> _What is expected_:
Filter the entries below, keeping every line that has the word "header".

Extracted records Block Start

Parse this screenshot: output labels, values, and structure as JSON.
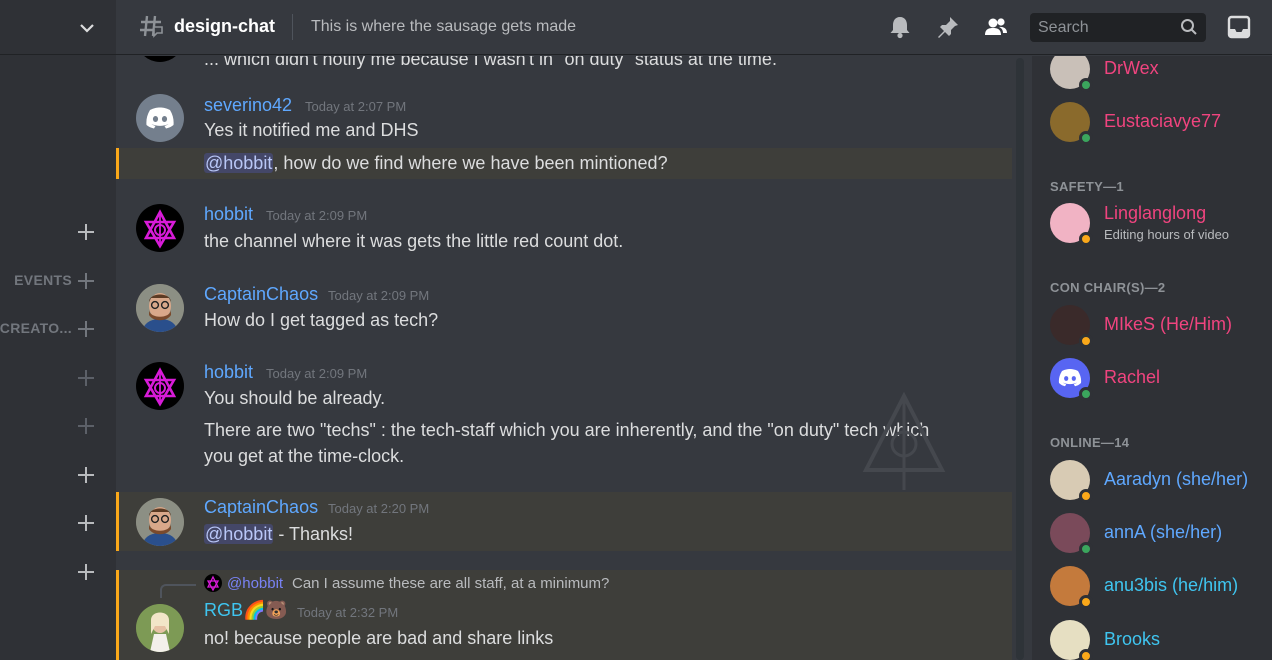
{
  "sidebar": {
    "categories": [
      {
        "label": ""
      },
      {
        "label": "EVENTS"
      },
      {
        "label": "VIDEO CREATO..."
      },
      {
        "label": ""
      },
      {
        "label": ""
      },
      {
        "label": ""
      },
      {
        "label": ""
      },
      {
        "label": ""
      }
    ]
  },
  "header": {
    "channel_name": "design-chat",
    "topic": "This is where the sausage gets made",
    "search_placeholder": "Search"
  },
  "messages": {
    "prev_tail": "... which didn't notify me because I wasn't in \"on duty\" status at the time.",
    "m1": {
      "author": "severino42",
      "timestamp": "Today at 2:07 PM",
      "line1": "Yes it notified me and DHS",
      "mention": "@hobbit",
      "line2_rest": ", how do we find where we have been mintioned?"
    },
    "m2": {
      "author": "hobbit",
      "timestamp": "Today at 2:09 PM",
      "line1": "the channel where it was gets the little red count dot."
    },
    "m3": {
      "author": "CaptainChaos",
      "timestamp": "Today at 2:09 PM",
      "line1": "How do I get tagged as tech?"
    },
    "m4": {
      "author": "hobbit",
      "timestamp": "Today at 2:09 PM",
      "line1": "You should be already.",
      "line2": "There are two \"techs\" : the tech-staff which you are inherently, and the \"on duty\" tech which",
      "line3": "you get at the time-clock."
    },
    "m5": {
      "author": "CaptainChaos",
      "timestamp": "Today at 2:20 PM",
      "mention": "@hobbit",
      "line1_rest": " - Thanks!"
    },
    "m6": {
      "reply_author": "@hobbit",
      "reply_text": "Can I assume these are all staff, at a minimum?",
      "author": "RGB🌈🐻",
      "timestamp": "Today at 2:32 PM",
      "line1": "no! because people are bad and share links"
    }
  },
  "members": {
    "top": [
      {
        "name": "DrWex",
        "status": "online"
      },
      {
        "name": "Eustaciavye77",
        "status": "online"
      }
    ],
    "safety": {
      "header": "SAFETY—1",
      "items": [
        {
          "name": "Linglanglong",
          "activity": "Editing hours of video",
          "status": "idle"
        }
      ]
    },
    "con_chairs": {
      "header": "CON CHAIR(S)—2",
      "items": [
        {
          "name": "MIkeS (He/Him)",
          "status": "idle"
        },
        {
          "name": "Rachel",
          "status": "online"
        }
      ]
    },
    "online": {
      "header": "ONLINE—14",
      "items": [
        {
          "name": "Aaradyn (she/her)",
          "status": "idle"
        },
        {
          "name": "annA (she/her)",
          "status": "online"
        },
        {
          "name": "anu3bis (he/him)",
          "status": "idle"
        },
        {
          "name": "Brooks",
          "status": "idle"
        }
      ]
    }
  },
  "colors": {
    "link_blue": "#5fa8ff",
    "pink": "#f0447f",
    "cyan": "#3fc5f0",
    "online": "#3ba55d",
    "idle": "#faa81a",
    "highlight_bar": "#faa81a"
  }
}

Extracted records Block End

> _Task result_:
  "header": {
      "header": "SAFETY—1",
      "header": "CON CHAIR(S)—2",
      "header": "ONLINE—14",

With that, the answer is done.